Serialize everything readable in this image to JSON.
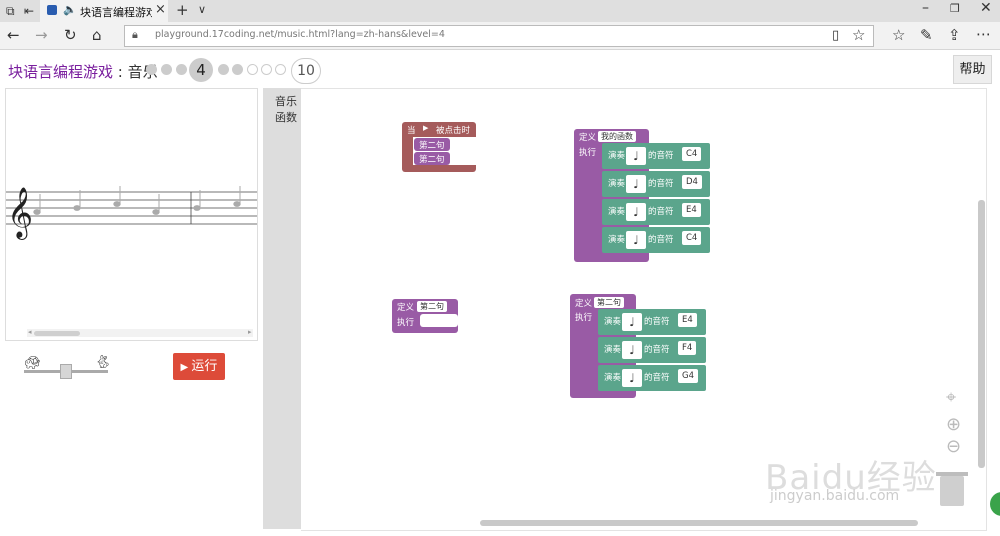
{
  "browser": {
    "tab_title": "块语言编程游戏：音",
    "url": "playground.17coding.net/music.html?lang=zh-hans&level=4"
  },
  "header": {
    "title_app": "块语言编程游戏",
    "title_sep": " : ",
    "title_level": "音乐",
    "current_level": "4",
    "last_level": "10",
    "help_label": "帮助"
  },
  "controls": {
    "run_label": "运行"
  },
  "toolbox": {
    "categories": [
      "音乐",
      "函数"
    ]
  },
  "blocks": {
    "event": {
      "when": "当",
      "clicked": "被点击时",
      "calls": [
        "第二句",
        "第二句"
      ]
    },
    "def_main": {
      "define": "定义",
      "name": "我的函数",
      "do": "执行",
      "plays": [
        {
          "play": "演奏",
          "of": "的音符",
          "note": "C4"
        },
        {
          "play": "演奏",
          "of": "的音符",
          "note": "D4"
        },
        {
          "play": "演奏",
          "of": "的音符",
          "note": "E4"
        },
        {
          "play": "演奏",
          "of": "的音符",
          "note": "C4"
        }
      ]
    },
    "def_empty": {
      "define": "定义",
      "name": "第二句",
      "do": "执行"
    },
    "def_second": {
      "define": "定义",
      "name": "第二句",
      "do": "执行",
      "plays": [
        {
          "play": "演奏",
          "of": "的音符",
          "note": "E4"
        },
        {
          "play": "演奏",
          "of": "的音符",
          "note": "F4"
        },
        {
          "play": "演奏",
          "of": "的音符",
          "note": "G4"
        }
      ]
    }
  },
  "watermark": {
    "brand": "Baidu经验",
    "site": "jingyan.baidu.com"
  },
  "colors": {
    "event_block": "#a55b5b",
    "procedure_block": "#995ba5",
    "play_block": "#5ba58c",
    "run_button": "#dd4b39",
    "title_accent": "#7a1f9e"
  },
  "icons": [
    "tab-manager-icon",
    "back-icon",
    "forward-icon",
    "refresh-icon",
    "home-icon",
    "lock-icon",
    "reading-view-icon",
    "favorite-star-icon",
    "favorites-icon",
    "pen-icon",
    "share-icon",
    "more-icon",
    "minimize-icon",
    "restore-icon",
    "close-icon",
    "tortoise-icon",
    "hare-icon",
    "play-icon",
    "treble-clef-icon",
    "center-icon",
    "zoom-in-icon",
    "zoom-out-icon",
    "trash-icon"
  ]
}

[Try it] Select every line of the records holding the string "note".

[Exercise answer]
          "note": "C4"
          "note": "D4"
          "note": "E4"
          "note": "C4"
          "note": "E4"
          "note": "F4"
          "note": "G4"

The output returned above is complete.